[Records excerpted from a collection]

============

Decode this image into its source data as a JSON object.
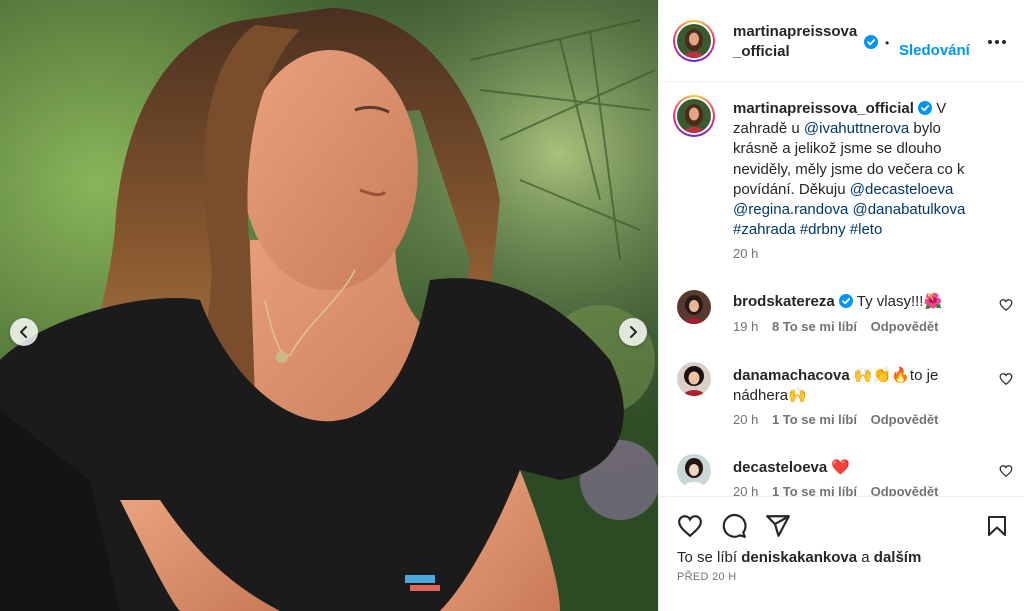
{
  "post": {
    "author": "martinapreissova_official",
    "follow_label": "Sledování",
    "dot": "•",
    "caption": {
      "username": "martinapreissova_official",
      "text_1": " V zahradě u ",
      "mention_1": "@ivahuttnerova",
      "text_2": " bylo krásně a jelikož jsme se dlouho neviděly, měly jsme do večera co k povídání. Děkuju ",
      "mention_2": "@decasteloeva",
      "mention_3": "@regina.randova",
      "mention_4": "@danabatulkova",
      "hashtag_1": "#zahrada",
      "hashtag_2": "#drbny",
      "hashtag_3": "#leto",
      "time": "20 h"
    }
  },
  "comments": [
    {
      "username": "brodskatereza",
      "verified": true,
      "text": "Ty vlasy!!!🌺",
      "time": "19 h",
      "likes": "8 To se mi líbí",
      "reply": "Odpovědět"
    },
    {
      "username": "danamachacova",
      "verified": false,
      "text": "🙌👏🔥to je nádhera🙌",
      "time": "20 h",
      "likes": "1 To se mi líbí",
      "reply": "Odpovědět"
    },
    {
      "username": "decasteloeva",
      "verified": false,
      "text": "❤️",
      "time": "20 h",
      "likes": "1 To se mi líbí",
      "reply": "Odpovědět"
    }
  ],
  "footer": {
    "liked_prefix": "To se líbí ",
    "liked_user": "deniskakankova",
    "liked_mid": " a ",
    "liked_others": "dalším",
    "posted_ago": "PŘED 20 H"
  },
  "icons": {
    "carousel_prev": "chevron-left-icon",
    "carousel_next": "chevron-right-icon",
    "more": "more-horizontal-icon",
    "like": "heart-icon",
    "comment": "comment-icon",
    "share": "paper-plane-icon",
    "save": "bookmark-icon",
    "verified": "verified-badge-icon"
  },
  "colors": {
    "link_blue": "#0095f6",
    "mention": "#00376b",
    "verified": "#0095f6",
    "muted": "#737373"
  }
}
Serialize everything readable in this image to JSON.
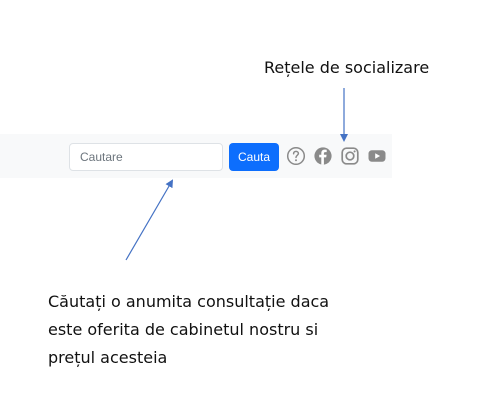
{
  "search": {
    "placeholder": "Cautare",
    "button_label": "Cauta"
  },
  "toolbar_icons": [
    "help-circle-icon",
    "facebook-icon",
    "instagram-icon",
    "youtube-icon"
  ],
  "annotations": {
    "social_label": "Rețele de socializare",
    "search_description": [
      "Căutați o anumita consultație daca",
      "este oferita de cabinetul nostru si",
      "prețul acesteia"
    ]
  },
  "colors": {
    "primary_button": "#0d6efd",
    "toolbar_background": "#f8f9fa",
    "icon_color": "#8a8a8a",
    "arrow_color": "#4472c4"
  }
}
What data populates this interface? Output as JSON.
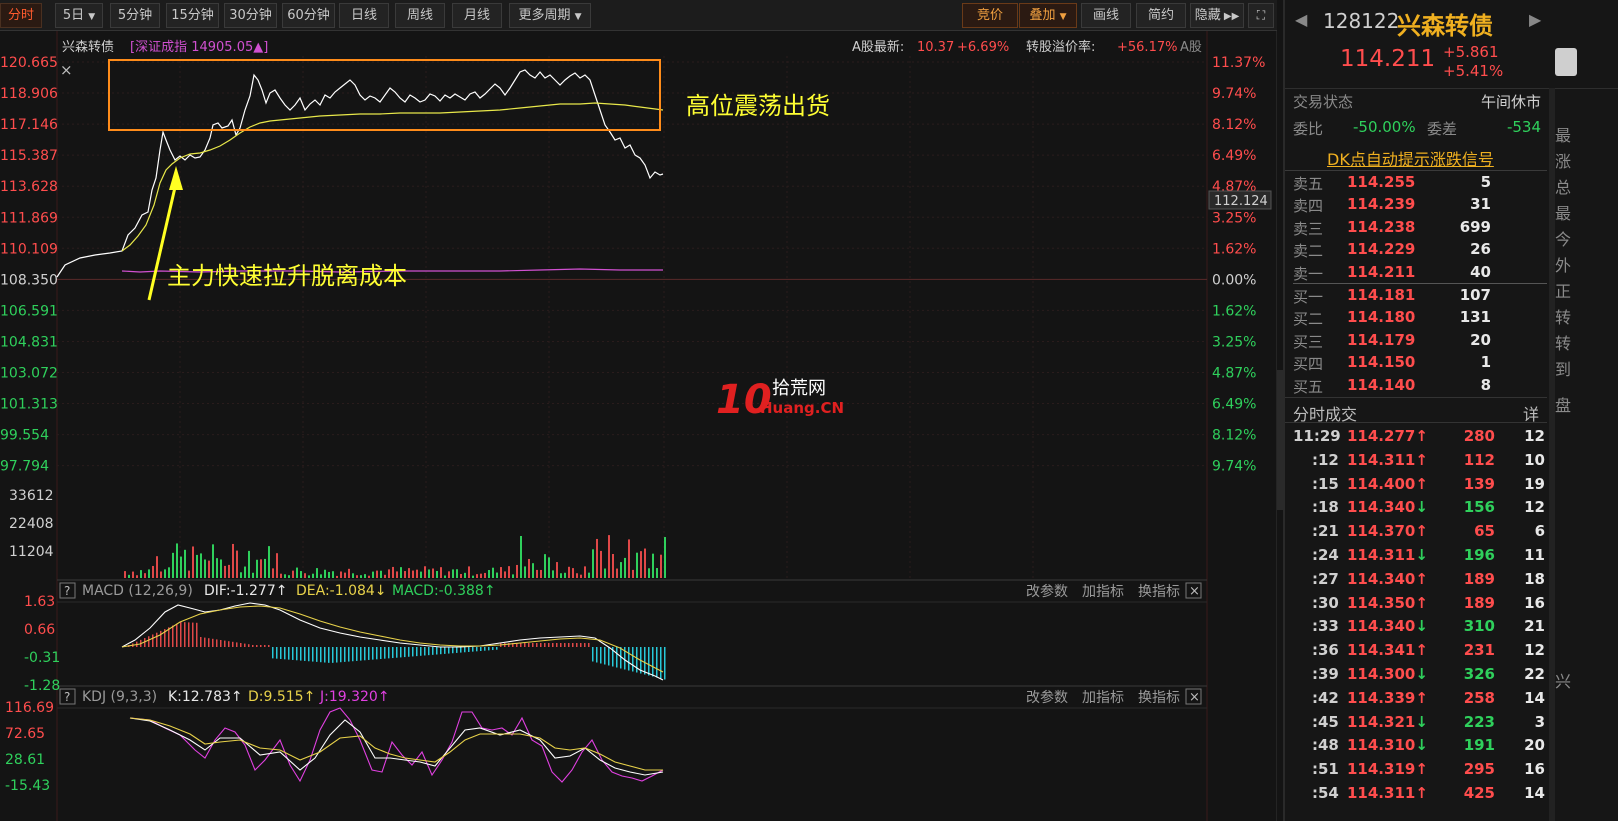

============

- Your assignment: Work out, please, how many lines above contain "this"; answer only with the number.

- Exercise output: 3